Problem details: Any picture in the data below should be skipped, while every line is repeated exactly.

(Web page and app entries)
==================================================
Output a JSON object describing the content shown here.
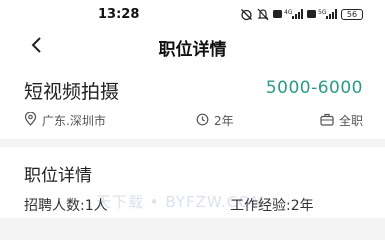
{
  "status_bar": {
    "time": "13:28",
    "battery": "56",
    "icons": [
      "alarm-off-icon",
      "mute-icon",
      "hd-4g-signal-icon",
      "hd-5g-signal-icon",
      "battery-icon"
    ],
    "network_labels": [
      "4G",
      "5G"
    ]
  },
  "nav": {
    "title": "职位详情",
    "back_icon": "chevron-left-icon"
  },
  "job": {
    "title": "短视频拍摄",
    "salary": "5000-6000",
    "salary_color": "#2b9a89",
    "location": "广东.深圳市",
    "experience": "2年",
    "employment_type": "全职"
  },
  "details": {
    "section_title": "职位详情",
    "headcount": "招聘人数:1人",
    "experience": "工作经验:2年"
  },
  "watermark": "天下载 • BYFZW.COM"
}
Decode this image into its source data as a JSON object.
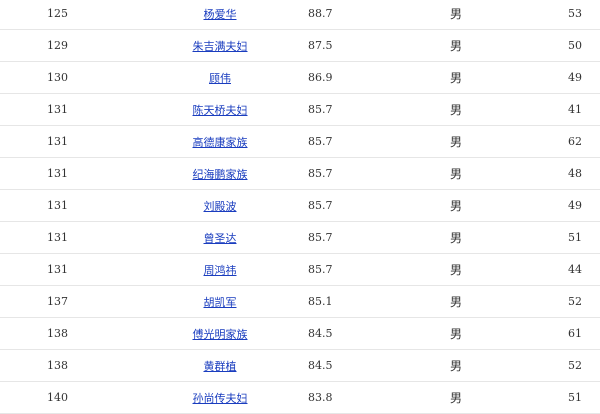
{
  "rows": [
    {
      "rank": "125",
      "name": "杨爱华",
      "wealth": "88.7",
      "gender": "男",
      "age": "53"
    },
    {
      "rank": "129",
      "name": "朱吉满夫妇",
      "wealth": "87.5",
      "gender": "男",
      "age": "50"
    },
    {
      "rank": "130",
      "name": "顾伟",
      "wealth": "86.9",
      "gender": "男",
      "age": "49"
    },
    {
      "rank": "131",
      "name": "陈天桥夫妇",
      "wealth": "85.7",
      "gender": "男",
      "age": "41"
    },
    {
      "rank": "131",
      "name": "高德康家族",
      "wealth": "85.7",
      "gender": "男",
      "age": "62"
    },
    {
      "rank": "131",
      "name": "纪海鹏家族",
      "wealth": "85.7",
      "gender": "男",
      "age": "48"
    },
    {
      "rank": "131",
      "name": "刘殿波",
      "wealth": "85.7",
      "gender": "男",
      "age": "49"
    },
    {
      "rank": "131",
      "name": "曾圣达",
      "wealth": "85.7",
      "gender": "男",
      "age": "51"
    },
    {
      "rank": "131",
      "name": "周鸿祎",
      "wealth": "85.7",
      "gender": "男",
      "age": "44"
    },
    {
      "rank": "137",
      "name": "胡凯军",
      "wealth": "85.1",
      "gender": "男",
      "age": "52"
    },
    {
      "rank": "138",
      "name": "傅光明家族",
      "wealth": "84.5",
      "gender": "男",
      "age": "61"
    },
    {
      "rank": "138",
      "name": "黄群植",
      "wealth": "84.5",
      "gender": "男",
      "age": "52"
    },
    {
      "rank": "140",
      "name": "孙尚传夫妇",
      "wealth": "83.8",
      "gender": "男",
      "age": "51"
    }
  ]
}
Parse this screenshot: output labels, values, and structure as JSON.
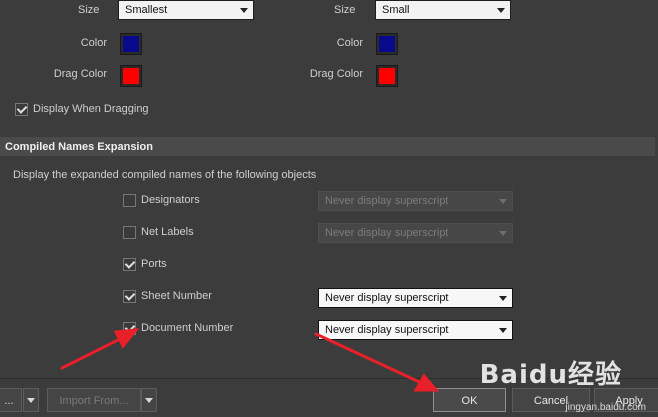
{
  "top": {
    "left": {
      "size_label": "Size",
      "size_value": "Smallest",
      "color_label": "Color",
      "color": "#0a0a8c",
      "drag_label": "Drag Color",
      "drag_color": "#ff0000"
    },
    "right": {
      "size_label": "Size",
      "size_value": "Small",
      "color_label": "Color",
      "color": "#0a0a8c",
      "drag_label": "Drag Color",
      "drag_color": "#ff0000"
    },
    "display_when_dragging": {
      "label": "Display When Dragging",
      "checked": true
    }
  },
  "section": {
    "title": "Compiled Names Expansion",
    "description": "Display the expanded compiled names of the following objects"
  },
  "items": [
    {
      "label": "Designators",
      "checked": false,
      "dropdown": "Never display superscript",
      "dropdown_enabled": false
    },
    {
      "label": "Net Labels",
      "checked": false,
      "dropdown": "Never display superscript",
      "dropdown_enabled": false
    },
    {
      "label": "Ports",
      "checked": true,
      "dropdown": "",
      "dropdown_enabled": false
    },
    {
      "label": "Sheet Number",
      "checked": true,
      "dropdown": "Never display superscript",
      "dropdown_enabled": true
    },
    {
      "label": "Document Number",
      "checked": true,
      "dropdown": "Never display superscript",
      "dropdown_enabled": true
    }
  ],
  "footer": {
    "left_button": "...",
    "import_button": "Import From...",
    "ok": "OK",
    "cancel": "Cancel",
    "apply": "Apply"
  },
  "watermark": {
    "brand": "Baidu经验",
    "url": "jingyan.baidu.com"
  },
  "colors": {
    "annotation_arrow": "#e8202a"
  }
}
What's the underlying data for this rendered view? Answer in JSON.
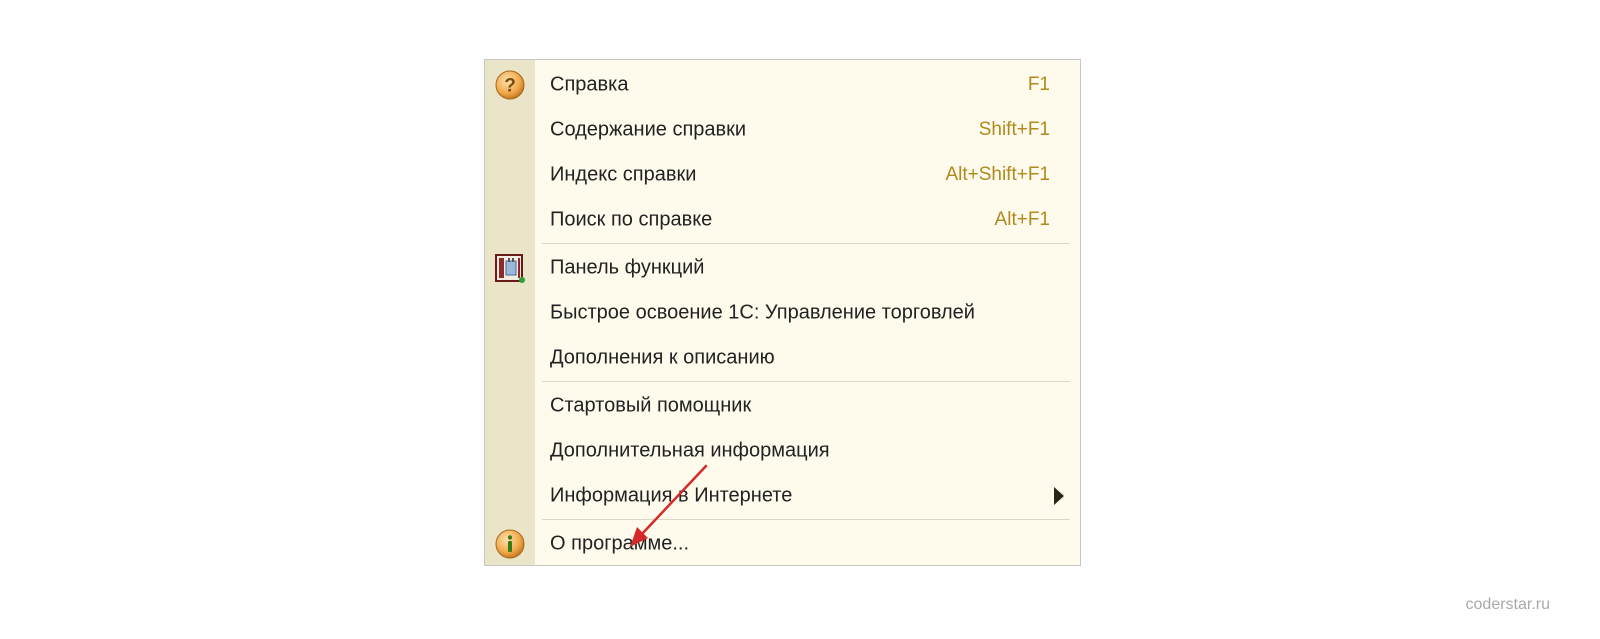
{
  "menu": {
    "items": [
      {
        "label": "Справка",
        "shortcut": "F1",
        "icon": "help-icon"
      },
      {
        "label": "Содержание справки",
        "shortcut": "Shift+F1"
      },
      {
        "label": "Индекс справки",
        "shortcut": "Alt+Shift+F1"
      },
      {
        "label": "Поиск по справке",
        "shortcut": "Alt+F1"
      },
      {
        "label": "Панель функций",
        "icon": "function-panel-icon"
      },
      {
        "label": "Быстрое освоение 1С: Управление торговлей"
      },
      {
        "label": "Дополнения к описанию"
      },
      {
        "label": "Стартовый помощник"
      },
      {
        "label": "Дополнительная информация"
      },
      {
        "label": "Информация в Интернете",
        "submenu": true
      },
      {
        "label": "О программе...",
        "icon": "info-icon"
      }
    ]
  },
  "watermark": "coderstar.ru",
  "colors": {
    "menu_background": "#fefaec",
    "gutter": "#eae4c8",
    "shortcut_text": "#b08a1e",
    "annotation_arrow": "#d42a2a"
  }
}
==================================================
Output for this task:
Output a JSON object describing the content shown here.
{
  "status_bar": {
    "time": "13:28",
    "battery": "56",
    "icons": [
      "alarm-off-icon",
      "mute-icon",
      "hd-4g-signal-icon",
      "hd-5g-signal-icon",
      "battery-icon"
    ],
    "network_labels": [
      "4G",
      "5G"
    ]
  },
  "nav": {
    "title": "职位详情",
    "back_icon": "chevron-left-icon"
  },
  "job": {
    "title": "短视频拍摄",
    "salary": "5000-6000",
    "salary_color": "#2b9a89",
    "location": "广东.深圳市",
    "experience": "2年",
    "employment_type": "全职"
  },
  "details": {
    "section_title": "职位详情",
    "headcount": "招聘人数:1人",
    "experience": "工作经验:2年"
  },
  "watermark": "天下载 • BYFZW.COM"
}
Decode this image into its source data as a JSON object.
{
  "rows": [
    {
      "rank": "125",
      "name": "杨爱华",
      "wealth": "88.7",
      "gender": "男",
      "age": "53"
    },
    {
      "rank": "129",
      "name": "朱吉满夫妇",
      "wealth": "87.5",
      "gender": "男",
      "age": "50"
    },
    {
      "rank": "130",
      "name": "顾伟",
      "wealth": "86.9",
      "gender": "男",
      "age": "49"
    },
    {
      "rank": "131",
      "name": "陈天桥夫妇",
      "wealth": "85.7",
      "gender": "男",
      "age": "41"
    },
    {
      "rank": "131",
      "name": "高德康家族",
      "wealth": "85.7",
      "gender": "男",
      "age": "62"
    },
    {
      "rank": "131",
      "name": "纪海鹏家族",
      "wealth": "85.7",
      "gender": "男",
      "age": "48"
    },
    {
      "rank": "131",
      "name": "刘殿波",
      "wealth": "85.7",
      "gender": "男",
      "age": "49"
    },
    {
      "rank": "131",
      "name": "曾圣达",
      "wealth": "85.7",
      "gender": "男",
      "age": "51"
    },
    {
      "rank": "131",
      "name": "周鸿祎",
      "wealth": "85.7",
      "gender": "男",
      "age": "44"
    },
    {
      "rank": "137",
      "name": "胡凯军",
      "wealth": "85.1",
      "gender": "男",
      "age": "52"
    },
    {
      "rank": "138",
      "name": "傅光明家族",
      "wealth": "84.5",
      "gender": "男",
      "age": "61"
    },
    {
      "rank": "138",
      "name": "黄群植",
      "wealth": "84.5",
      "gender": "男",
      "age": "52"
    },
    {
      "rank": "140",
      "name": "孙尚传夫妇",
      "wealth": "83.8",
      "gender": "男",
      "age": "51"
    }
  ]
}
Parse this screenshot: output labels, values, and structure as JSON.
{
  "top": {
    "left": {
      "size_label": "Size",
      "size_value": "Smallest",
      "color_label": "Color",
      "color": "#0a0a8c",
      "drag_label": "Drag Color",
      "drag_color": "#ff0000"
    },
    "right": {
      "size_label": "Size",
      "size_value": "Small",
      "color_label": "Color",
      "color": "#0a0a8c",
      "drag_label": "Drag Color",
      "drag_color": "#ff0000"
    },
    "display_when_dragging": {
      "label": "Display When Dragging",
      "checked": true
    }
  },
  "section": {
    "title": "Compiled Names Expansion",
    "description": "Display the expanded compiled names of the following objects"
  },
  "items": [
    {
      "label": "Designators",
      "checked": false,
      "dropdown": "Never display superscript",
      "dropdown_enabled": false
    },
    {
      "label": "Net Labels",
      "checked": false,
      "dropdown": "Never display superscript",
      "dropdown_enabled": false
    },
    {
      "label": "Ports",
      "checked": true,
      "dropdown": "",
      "dropdown_enabled": false
    },
    {
      "label": "Sheet Number",
      "checked": true,
      "dropdown": "Never display superscript",
      "dropdown_enabled": true
    },
    {
      "label": "Document Number",
      "checked": true,
      "dropdown": "Never display superscript",
      "dropdown_enabled": true
    }
  ],
  "footer": {
    "left_button": "...",
    "import_button": "Import From...",
    "ok": "OK",
    "cancel": "Cancel",
    "apply": "Apply"
  },
  "watermark": {
    "brand": "Baidu经验",
    "url": "jingyan.baidu.com"
  },
  "colors": {
    "annotation_arrow": "#e8202a"
  }
}
What's the underlying data for this rendered view? Answer in JSON.
{
  "menu": {
    "items": [
      {
        "label": "Справка",
        "shortcut": "F1",
        "icon": "help-icon"
      },
      {
        "label": "Содержание справки",
        "shortcut": "Shift+F1"
      },
      {
        "label": "Индекс справки",
        "shortcut": "Alt+Shift+F1"
      },
      {
        "label": "Поиск по справке",
        "shortcut": "Alt+F1"
      },
      {
        "label": "Панель функций",
        "icon": "function-panel-icon"
      },
      {
        "label": "Быстрое освоение 1С: Управление торговлей"
      },
      {
        "label": "Дополнения к описанию"
      },
      {
        "label": "Стартовый помощник"
      },
      {
        "label": "Дополнительная информация"
      },
      {
        "label": "Информация в Интернете",
        "submenu": true
      },
      {
        "label": "О программе...",
        "icon": "info-icon"
      }
    ]
  },
  "watermark": "coderstar.ru",
  "colors": {
    "menu_background": "#fefaec",
    "gutter": "#eae4c8",
    "shortcut_text": "#b08a1e",
    "annotation_arrow": "#d42a2a"
  }
}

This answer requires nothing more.